Blink 182 said it, and it’s still true: nobody likes you when you’re 23 — and you probably won’t even like yourself. It’s the year you’ll start hopelessly scrambling after your lost youth like a crumpled beer can floating out to sea, and you’ll proceed to moan and bitch in a way that will make even your closest friends resent you. Even when you’re trying to recapture your glory days, you’ll fail spectacularly. All three of the festivals you take time off work for, you’ll burn out on the first night. Bae won’t let you go on holiday with your home friends, and you’ll still somehow be clawing your way out of your overdraft without the careless bravado that came with debt in your younger years.
You’re now officially in your mid twenties. Your boring home-town friends have legitimate children and the rest of them are engaged. You will never be considered a “wonderkid” or “hot prospect”, and if you don’t know what that means, good – you’re way too old to be playing fucking Football Manager.
You’re one quarter of the way to a century, as everyone younger will repeatedly remind you. By now, you’ve realised your parents have never had their shit together and so you don’t need to either. Instead all that matters is you have a decent-paying job and friends who are happy to share their drugs with you. You can’t go to the same teen-packed club nights you used to and you’re too old for most warehouse raves, so it’s “exclusive” bars with a strict door policy for you every Friday night. It’s now acceptable to move out of the city and become a commuter, move in with a girlfriend/boyfriend and get engaged. Not married though, you’re still too young for that crap. And for fuck’s sake don’t get a dog.
If 26 was a person it would be Jamie Oliver, smiling his dead-eyed youthful smile as he mercilessly wrings the last dregs of childish fun out of your life like turkey twizzlers from a school menu.
The only young thing you can do now is die.

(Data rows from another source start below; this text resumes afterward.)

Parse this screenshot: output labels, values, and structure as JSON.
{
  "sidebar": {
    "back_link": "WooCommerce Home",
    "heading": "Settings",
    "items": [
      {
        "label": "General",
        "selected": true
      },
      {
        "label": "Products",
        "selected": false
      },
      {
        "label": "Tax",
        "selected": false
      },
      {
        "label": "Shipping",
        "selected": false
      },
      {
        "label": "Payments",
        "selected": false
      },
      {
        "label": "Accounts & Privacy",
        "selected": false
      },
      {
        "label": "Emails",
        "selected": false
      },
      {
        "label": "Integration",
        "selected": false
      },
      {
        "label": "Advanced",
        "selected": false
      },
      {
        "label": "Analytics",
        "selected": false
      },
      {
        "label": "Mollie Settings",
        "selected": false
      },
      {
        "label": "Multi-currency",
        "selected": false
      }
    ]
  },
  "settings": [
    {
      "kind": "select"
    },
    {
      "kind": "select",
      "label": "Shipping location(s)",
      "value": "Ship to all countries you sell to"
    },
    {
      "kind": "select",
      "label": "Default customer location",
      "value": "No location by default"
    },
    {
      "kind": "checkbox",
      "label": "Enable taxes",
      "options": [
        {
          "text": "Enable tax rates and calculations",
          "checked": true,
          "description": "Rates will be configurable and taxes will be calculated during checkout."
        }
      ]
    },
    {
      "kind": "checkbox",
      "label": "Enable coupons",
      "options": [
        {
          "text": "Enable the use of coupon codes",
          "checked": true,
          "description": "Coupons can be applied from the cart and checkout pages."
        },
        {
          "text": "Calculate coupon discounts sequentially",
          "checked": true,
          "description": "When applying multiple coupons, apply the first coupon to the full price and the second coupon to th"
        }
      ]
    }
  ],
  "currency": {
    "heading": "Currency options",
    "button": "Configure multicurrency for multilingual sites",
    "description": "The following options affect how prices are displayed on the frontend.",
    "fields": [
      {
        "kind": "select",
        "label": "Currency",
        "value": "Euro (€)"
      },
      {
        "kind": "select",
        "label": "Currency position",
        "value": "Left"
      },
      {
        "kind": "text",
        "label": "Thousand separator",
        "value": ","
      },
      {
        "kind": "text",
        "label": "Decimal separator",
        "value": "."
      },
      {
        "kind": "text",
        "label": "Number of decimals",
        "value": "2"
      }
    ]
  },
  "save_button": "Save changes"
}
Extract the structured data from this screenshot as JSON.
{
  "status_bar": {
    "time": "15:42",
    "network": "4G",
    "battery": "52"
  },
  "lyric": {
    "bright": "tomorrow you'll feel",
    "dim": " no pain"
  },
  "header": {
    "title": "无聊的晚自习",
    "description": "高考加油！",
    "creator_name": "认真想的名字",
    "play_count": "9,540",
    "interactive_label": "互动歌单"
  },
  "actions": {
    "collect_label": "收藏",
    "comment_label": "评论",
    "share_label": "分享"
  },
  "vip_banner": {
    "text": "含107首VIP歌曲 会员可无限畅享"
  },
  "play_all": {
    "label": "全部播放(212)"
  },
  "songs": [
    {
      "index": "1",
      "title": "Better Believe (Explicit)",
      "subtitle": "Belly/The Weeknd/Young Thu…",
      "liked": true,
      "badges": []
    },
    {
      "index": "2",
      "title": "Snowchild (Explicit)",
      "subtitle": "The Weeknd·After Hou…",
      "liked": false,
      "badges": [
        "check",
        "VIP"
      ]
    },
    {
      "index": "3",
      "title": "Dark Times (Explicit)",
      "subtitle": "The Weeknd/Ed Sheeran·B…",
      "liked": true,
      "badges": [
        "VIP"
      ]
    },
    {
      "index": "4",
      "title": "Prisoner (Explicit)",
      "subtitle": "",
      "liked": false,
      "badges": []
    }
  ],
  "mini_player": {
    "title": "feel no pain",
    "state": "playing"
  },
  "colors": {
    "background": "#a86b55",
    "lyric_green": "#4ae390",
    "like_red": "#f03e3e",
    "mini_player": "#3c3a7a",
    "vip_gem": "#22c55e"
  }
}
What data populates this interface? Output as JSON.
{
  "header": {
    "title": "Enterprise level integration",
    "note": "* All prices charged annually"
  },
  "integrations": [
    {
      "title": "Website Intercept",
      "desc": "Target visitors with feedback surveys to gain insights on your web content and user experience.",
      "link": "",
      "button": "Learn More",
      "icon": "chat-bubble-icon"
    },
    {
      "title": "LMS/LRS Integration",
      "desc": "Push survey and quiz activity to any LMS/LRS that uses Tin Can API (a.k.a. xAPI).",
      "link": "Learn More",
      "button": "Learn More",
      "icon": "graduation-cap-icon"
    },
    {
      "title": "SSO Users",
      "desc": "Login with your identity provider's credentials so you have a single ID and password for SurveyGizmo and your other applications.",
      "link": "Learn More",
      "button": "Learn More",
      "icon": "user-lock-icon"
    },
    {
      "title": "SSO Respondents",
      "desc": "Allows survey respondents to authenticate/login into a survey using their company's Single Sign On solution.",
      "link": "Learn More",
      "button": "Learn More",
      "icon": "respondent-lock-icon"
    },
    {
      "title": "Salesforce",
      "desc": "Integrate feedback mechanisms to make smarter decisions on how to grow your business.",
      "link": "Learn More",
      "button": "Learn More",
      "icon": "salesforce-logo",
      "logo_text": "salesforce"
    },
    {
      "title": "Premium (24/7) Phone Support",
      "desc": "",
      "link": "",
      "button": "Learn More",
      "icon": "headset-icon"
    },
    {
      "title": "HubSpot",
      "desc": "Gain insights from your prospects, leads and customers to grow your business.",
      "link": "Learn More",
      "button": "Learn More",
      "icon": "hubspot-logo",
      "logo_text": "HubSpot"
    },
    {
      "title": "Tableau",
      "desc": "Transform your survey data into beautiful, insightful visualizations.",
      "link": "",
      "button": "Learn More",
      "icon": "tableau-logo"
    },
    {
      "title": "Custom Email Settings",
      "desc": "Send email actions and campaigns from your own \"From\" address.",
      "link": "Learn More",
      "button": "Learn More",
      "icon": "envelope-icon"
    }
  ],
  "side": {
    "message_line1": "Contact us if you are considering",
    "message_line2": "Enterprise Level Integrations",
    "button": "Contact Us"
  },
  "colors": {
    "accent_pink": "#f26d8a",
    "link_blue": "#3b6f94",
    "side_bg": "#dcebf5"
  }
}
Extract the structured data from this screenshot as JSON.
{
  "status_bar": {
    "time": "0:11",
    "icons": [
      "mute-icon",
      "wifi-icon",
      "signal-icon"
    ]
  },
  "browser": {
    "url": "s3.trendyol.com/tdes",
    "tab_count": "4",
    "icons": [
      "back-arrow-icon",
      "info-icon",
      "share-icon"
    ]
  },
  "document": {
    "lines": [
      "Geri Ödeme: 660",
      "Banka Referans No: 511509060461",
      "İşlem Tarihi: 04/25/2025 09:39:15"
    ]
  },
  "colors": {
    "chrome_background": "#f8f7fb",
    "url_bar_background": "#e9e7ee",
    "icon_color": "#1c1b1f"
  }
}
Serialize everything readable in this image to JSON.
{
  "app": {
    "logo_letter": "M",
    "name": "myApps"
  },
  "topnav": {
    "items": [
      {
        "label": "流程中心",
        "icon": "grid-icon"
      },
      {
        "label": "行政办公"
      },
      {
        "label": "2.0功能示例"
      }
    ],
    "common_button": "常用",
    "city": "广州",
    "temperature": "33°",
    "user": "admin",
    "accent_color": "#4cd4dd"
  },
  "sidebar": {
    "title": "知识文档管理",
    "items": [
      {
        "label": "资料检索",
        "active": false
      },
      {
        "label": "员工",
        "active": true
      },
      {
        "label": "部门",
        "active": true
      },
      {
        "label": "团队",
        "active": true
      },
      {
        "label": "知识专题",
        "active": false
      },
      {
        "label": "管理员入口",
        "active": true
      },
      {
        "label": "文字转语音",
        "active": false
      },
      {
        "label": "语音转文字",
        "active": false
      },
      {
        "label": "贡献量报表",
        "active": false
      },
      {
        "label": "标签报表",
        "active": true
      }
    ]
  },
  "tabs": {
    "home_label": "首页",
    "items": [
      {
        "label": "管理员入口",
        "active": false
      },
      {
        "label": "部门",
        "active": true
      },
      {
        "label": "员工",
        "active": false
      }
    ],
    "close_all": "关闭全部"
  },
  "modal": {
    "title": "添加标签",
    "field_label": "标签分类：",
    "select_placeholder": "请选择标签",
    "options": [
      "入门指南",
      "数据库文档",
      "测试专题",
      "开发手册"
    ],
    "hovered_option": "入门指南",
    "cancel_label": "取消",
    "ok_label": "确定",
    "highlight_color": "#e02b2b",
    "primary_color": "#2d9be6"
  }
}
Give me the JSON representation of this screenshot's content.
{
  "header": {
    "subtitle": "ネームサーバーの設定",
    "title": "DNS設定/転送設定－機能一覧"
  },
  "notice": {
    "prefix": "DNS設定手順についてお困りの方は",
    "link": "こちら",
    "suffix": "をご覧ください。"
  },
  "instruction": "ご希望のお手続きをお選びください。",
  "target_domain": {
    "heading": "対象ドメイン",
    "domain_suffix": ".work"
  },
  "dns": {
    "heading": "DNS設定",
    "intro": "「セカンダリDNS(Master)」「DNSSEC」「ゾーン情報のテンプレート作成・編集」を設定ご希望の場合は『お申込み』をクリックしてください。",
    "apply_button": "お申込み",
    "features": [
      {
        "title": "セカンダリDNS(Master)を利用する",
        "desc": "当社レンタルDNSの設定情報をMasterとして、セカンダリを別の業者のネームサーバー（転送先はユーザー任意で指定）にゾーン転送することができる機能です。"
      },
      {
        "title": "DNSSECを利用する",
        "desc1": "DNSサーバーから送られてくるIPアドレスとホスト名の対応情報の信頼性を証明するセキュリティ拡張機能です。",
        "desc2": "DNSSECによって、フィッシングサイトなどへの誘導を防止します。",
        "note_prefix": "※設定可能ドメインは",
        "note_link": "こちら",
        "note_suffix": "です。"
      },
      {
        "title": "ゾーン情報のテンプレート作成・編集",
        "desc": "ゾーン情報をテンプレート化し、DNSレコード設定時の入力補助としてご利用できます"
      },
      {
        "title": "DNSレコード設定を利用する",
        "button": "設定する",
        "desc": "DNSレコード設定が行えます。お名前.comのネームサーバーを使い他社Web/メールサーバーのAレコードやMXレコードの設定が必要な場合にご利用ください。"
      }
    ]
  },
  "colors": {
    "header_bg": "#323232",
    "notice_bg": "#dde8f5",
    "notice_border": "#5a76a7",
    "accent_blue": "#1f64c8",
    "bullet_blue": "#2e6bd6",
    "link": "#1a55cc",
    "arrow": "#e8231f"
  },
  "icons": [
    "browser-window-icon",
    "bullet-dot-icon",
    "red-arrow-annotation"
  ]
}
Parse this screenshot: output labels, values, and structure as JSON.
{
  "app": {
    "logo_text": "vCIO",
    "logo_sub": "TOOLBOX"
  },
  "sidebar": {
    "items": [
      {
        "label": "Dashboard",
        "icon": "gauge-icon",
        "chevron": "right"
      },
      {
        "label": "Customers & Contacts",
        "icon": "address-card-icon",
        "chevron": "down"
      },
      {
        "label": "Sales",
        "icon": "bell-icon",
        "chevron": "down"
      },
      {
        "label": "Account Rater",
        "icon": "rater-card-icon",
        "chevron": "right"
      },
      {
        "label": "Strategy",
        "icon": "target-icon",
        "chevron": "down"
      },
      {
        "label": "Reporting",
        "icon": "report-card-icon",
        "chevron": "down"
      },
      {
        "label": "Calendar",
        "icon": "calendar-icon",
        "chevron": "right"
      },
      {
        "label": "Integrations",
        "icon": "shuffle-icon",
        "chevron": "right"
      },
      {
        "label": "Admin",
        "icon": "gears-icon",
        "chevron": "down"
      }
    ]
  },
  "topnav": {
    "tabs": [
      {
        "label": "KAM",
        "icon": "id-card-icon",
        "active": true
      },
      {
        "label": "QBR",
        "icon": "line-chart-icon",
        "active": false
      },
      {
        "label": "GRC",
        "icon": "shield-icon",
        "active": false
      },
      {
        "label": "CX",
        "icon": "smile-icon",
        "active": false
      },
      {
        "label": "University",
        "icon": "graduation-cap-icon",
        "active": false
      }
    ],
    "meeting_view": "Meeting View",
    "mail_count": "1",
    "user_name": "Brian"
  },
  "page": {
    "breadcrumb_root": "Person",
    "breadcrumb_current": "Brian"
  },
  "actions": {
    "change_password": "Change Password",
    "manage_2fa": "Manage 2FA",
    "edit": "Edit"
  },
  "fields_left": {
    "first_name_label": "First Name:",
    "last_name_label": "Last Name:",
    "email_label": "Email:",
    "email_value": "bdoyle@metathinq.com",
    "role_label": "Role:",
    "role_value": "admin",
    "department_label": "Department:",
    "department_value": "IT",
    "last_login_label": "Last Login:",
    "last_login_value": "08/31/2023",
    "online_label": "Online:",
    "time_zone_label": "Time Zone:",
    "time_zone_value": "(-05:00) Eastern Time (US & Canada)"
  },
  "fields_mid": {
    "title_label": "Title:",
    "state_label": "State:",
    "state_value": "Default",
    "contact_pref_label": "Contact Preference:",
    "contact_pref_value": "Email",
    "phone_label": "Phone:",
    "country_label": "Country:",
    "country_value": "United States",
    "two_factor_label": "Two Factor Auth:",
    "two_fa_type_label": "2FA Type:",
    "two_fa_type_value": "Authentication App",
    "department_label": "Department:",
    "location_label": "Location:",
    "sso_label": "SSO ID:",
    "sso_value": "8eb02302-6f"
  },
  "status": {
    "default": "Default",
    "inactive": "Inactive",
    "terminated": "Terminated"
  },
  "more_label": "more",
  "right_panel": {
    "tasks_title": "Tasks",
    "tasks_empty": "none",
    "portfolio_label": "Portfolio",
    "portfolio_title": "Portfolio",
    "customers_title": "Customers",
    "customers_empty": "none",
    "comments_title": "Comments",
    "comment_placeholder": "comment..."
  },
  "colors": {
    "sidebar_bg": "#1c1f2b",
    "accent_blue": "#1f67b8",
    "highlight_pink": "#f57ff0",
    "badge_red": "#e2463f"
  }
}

Christ you’re old. All your friends are getting married and having kids and moving out of their crappy flats in East London, you may as well end it all, because nothing exciting will ever happen to you again. You’d rather watch a nordic crime drama on Netflix than go out on Saturday night and you have no idea why people keep using the word fire as an adjective. The world is becoming scary, cold and bewildering. Your recreational drug habit used to be a bit of a laugh, but now, with your face looking like sweaty, smashed offal in the toilet mirror you’re starting to think Skinner in Blinded By The Lights is not the glamourous life you thought it was when you were 10 years younger.